→ Data for this task:
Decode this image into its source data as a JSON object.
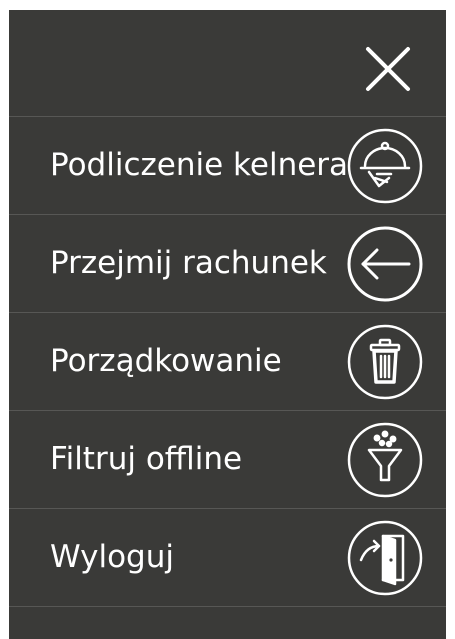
{
  "menu": {
    "close_icon": "close-icon",
    "items": [
      {
        "label": "Podliczenie kelnera",
        "icon": "cloche-icon"
      },
      {
        "label": "Przejmij rachunek",
        "icon": "arrow-left-icon"
      },
      {
        "label": "Porządkowanie",
        "icon": "trash-icon"
      },
      {
        "label": "Filtruj offline",
        "icon": "funnel-icon"
      },
      {
        "label": "Wyloguj",
        "icon": "logout-door-icon"
      }
    ]
  },
  "colors": {
    "panel_background": "#3a3a38",
    "divider": "#575755",
    "foreground": "#ffffff"
  }
}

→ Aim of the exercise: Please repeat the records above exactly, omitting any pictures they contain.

→ Solution:
Decode this image into its source data as a JSON object.
{
  "menu": {
    "close_icon": "close-icon",
    "items": [
      {
        "label": "Podliczenie kelnera",
        "icon": "cloche-icon"
      },
      {
        "label": "Przejmij rachunek",
        "icon": "arrow-left-icon"
      },
      {
        "label": "Porządkowanie",
        "icon": "trash-icon"
      },
      {
        "label": "Filtruj offline",
        "icon": "funnel-icon"
      },
      {
        "label": "Wyloguj",
        "icon": "logout-door-icon"
      }
    ]
  },
  "colors": {
    "panel_background": "#3a3a38",
    "divider": "#575755",
    "foreground": "#ffffff"
  }
}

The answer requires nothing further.